> **Problem requirements**
Please reproduce the entries exactly, skipping each picture.
Start of Dataset
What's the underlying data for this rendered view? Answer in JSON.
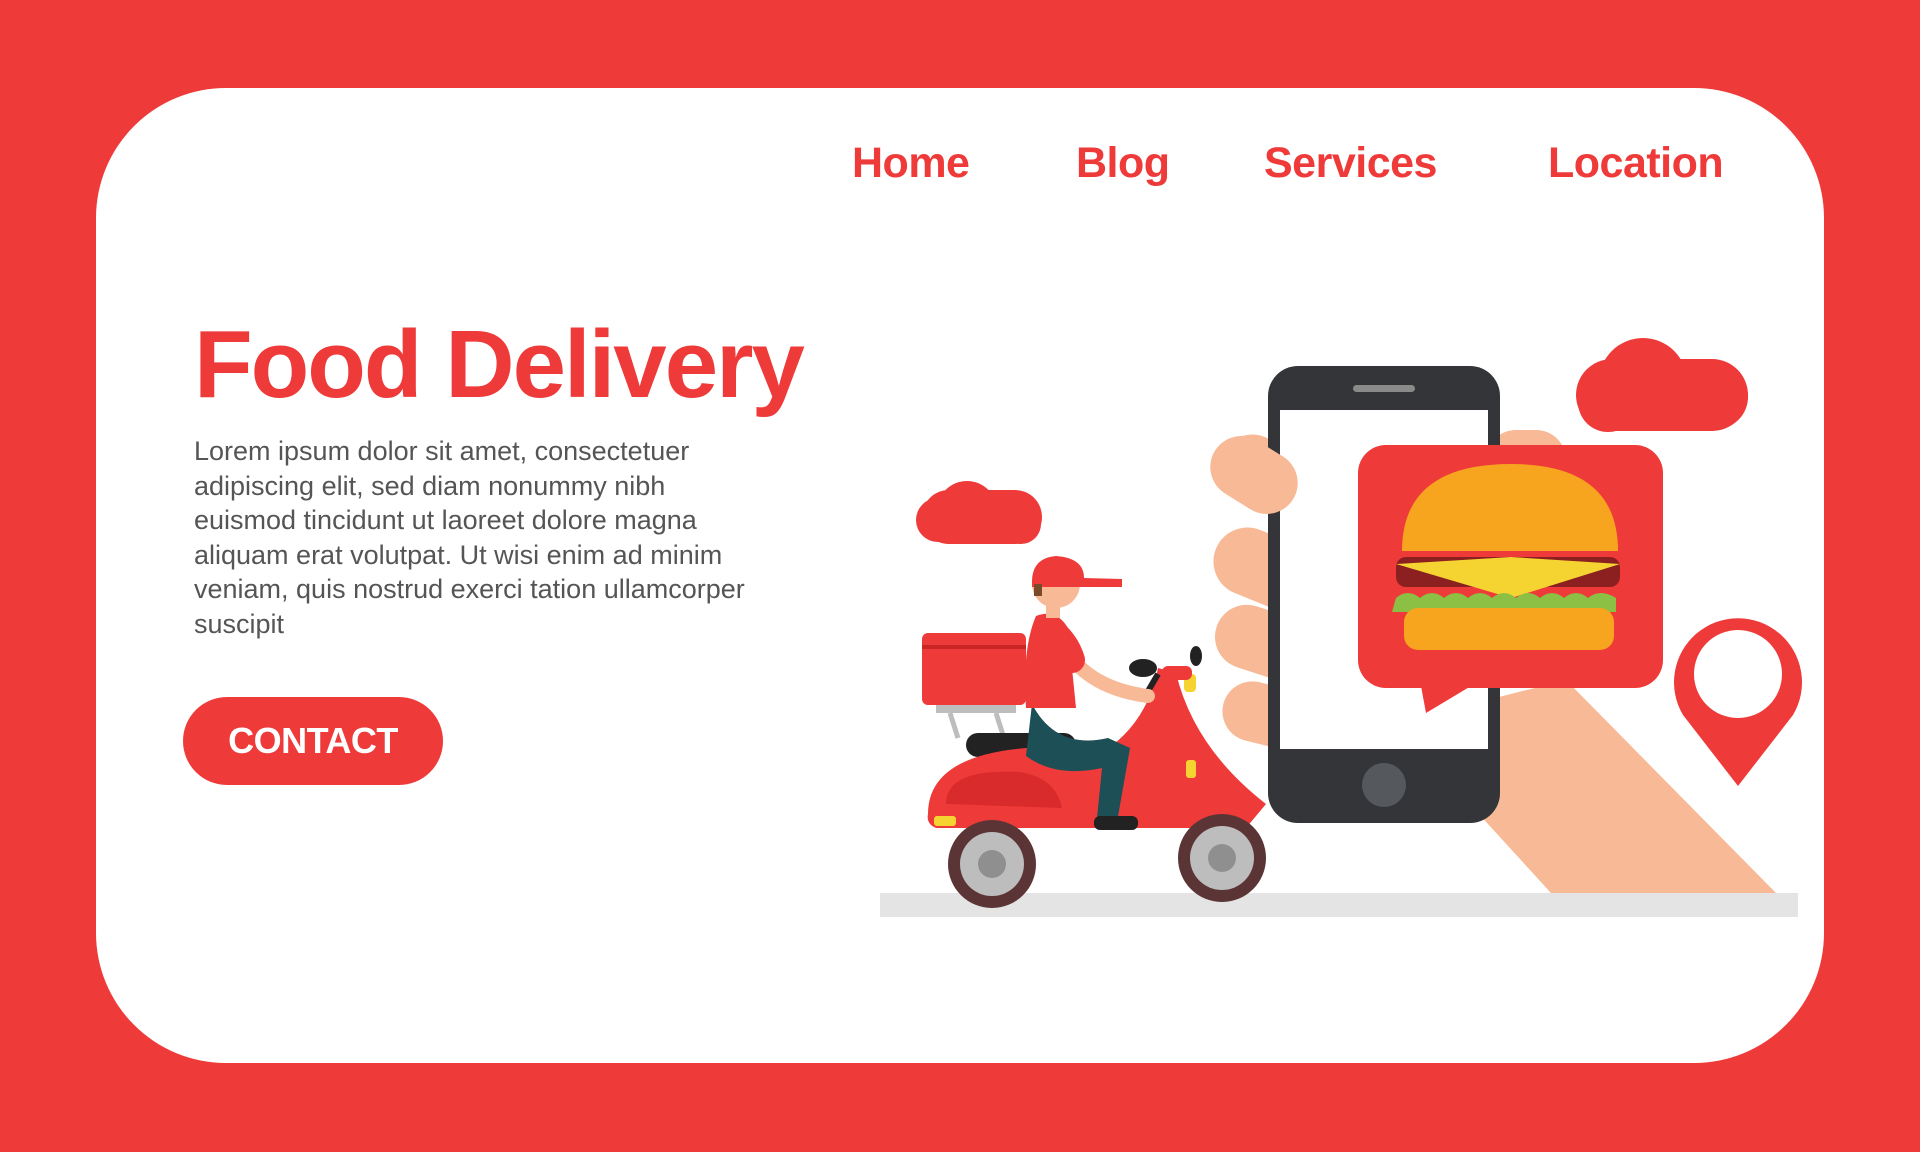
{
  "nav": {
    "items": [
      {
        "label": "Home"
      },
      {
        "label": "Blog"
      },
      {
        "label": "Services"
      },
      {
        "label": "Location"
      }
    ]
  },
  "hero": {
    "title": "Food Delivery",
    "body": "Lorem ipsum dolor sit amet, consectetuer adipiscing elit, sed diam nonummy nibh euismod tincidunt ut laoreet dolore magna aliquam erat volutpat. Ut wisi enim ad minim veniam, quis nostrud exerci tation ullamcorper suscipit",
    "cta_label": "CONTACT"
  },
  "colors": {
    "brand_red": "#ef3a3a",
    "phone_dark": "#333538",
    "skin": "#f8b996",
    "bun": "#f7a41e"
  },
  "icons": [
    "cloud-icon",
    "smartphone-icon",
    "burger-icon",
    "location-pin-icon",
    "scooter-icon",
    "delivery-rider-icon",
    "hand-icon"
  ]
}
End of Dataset
> **Exercise answer**
What's the underlying data for this rendered view? Answer in JSON.
{
  "nav": {
    "items": [
      {
        "label": "Home"
      },
      {
        "label": "Blog"
      },
      {
        "label": "Services"
      },
      {
        "label": "Location"
      }
    ]
  },
  "hero": {
    "title": "Food Delivery",
    "body": "Lorem ipsum dolor sit amet, consectetuer adipiscing elit, sed diam nonummy nibh euismod tincidunt ut laoreet dolore magna aliquam erat volutpat. Ut wisi enim ad minim veniam, quis nostrud exerci tation ullamcorper suscipit",
    "cta_label": "CONTACT"
  },
  "colors": {
    "brand_red": "#ef3a3a",
    "phone_dark": "#333538",
    "skin": "#f8b996",
    "bun": "#f7a41e"
  },
  "icons": [
    "cloud-icon",
    "smartphone-icon",
    "burger-icon",
    "location-pin-icon",
    "scooter-icon",
    "delivery-rider-icon",
    "hand-icon"
  ]
}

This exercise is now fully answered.